%%

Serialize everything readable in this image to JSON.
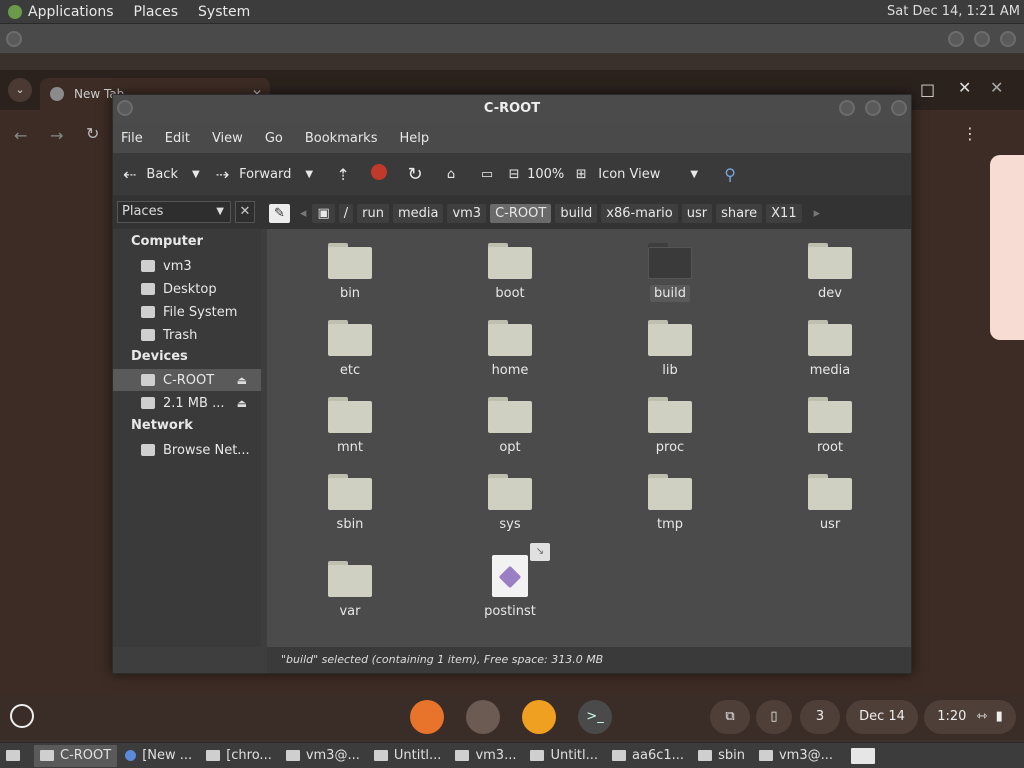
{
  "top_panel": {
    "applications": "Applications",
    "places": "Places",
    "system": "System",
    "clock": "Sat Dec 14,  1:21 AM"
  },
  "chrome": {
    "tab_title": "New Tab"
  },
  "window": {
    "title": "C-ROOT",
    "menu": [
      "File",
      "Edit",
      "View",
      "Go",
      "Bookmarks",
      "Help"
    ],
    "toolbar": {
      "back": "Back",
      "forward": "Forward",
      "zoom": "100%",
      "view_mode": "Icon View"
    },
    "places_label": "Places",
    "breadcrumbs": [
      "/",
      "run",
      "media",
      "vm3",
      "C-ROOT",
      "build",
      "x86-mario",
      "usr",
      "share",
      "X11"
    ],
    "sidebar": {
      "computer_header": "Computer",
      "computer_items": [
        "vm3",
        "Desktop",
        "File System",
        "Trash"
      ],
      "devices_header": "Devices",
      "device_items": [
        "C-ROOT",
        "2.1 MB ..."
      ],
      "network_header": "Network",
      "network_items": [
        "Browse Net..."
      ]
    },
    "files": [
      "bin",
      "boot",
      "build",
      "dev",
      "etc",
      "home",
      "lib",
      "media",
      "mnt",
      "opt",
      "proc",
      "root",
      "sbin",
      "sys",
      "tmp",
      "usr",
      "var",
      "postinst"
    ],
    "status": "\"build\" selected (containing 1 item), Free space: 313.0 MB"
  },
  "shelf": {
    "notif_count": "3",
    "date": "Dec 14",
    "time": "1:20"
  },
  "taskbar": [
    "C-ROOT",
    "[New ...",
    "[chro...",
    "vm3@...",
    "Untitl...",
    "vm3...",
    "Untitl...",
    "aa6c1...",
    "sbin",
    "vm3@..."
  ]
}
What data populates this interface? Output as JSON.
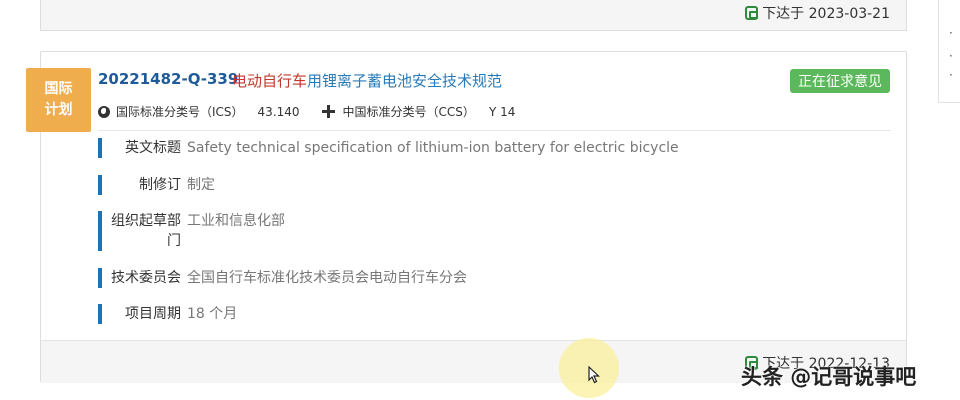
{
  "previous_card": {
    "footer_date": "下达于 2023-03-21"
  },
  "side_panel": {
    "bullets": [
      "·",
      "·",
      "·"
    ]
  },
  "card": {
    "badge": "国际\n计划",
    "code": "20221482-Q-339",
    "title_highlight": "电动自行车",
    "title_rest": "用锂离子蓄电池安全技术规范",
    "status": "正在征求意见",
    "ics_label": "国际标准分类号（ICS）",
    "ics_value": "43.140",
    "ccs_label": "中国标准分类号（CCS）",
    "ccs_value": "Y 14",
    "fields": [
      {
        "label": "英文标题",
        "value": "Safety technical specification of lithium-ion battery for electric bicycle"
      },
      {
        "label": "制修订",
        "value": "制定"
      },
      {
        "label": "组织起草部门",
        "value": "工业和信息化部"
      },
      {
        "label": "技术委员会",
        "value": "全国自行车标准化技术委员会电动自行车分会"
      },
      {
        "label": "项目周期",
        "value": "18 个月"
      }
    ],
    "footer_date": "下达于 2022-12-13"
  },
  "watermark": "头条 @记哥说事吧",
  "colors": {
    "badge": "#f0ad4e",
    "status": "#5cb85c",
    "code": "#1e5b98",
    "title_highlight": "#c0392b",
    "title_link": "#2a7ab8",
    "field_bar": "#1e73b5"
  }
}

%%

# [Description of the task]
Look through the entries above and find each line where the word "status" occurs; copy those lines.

# [Answer to this problem]
    "status": "\"build\" selected (containing 1 item), Free space: 313.0 MB"
    "status": "正在征求意见",
    "status": "#5cb85c",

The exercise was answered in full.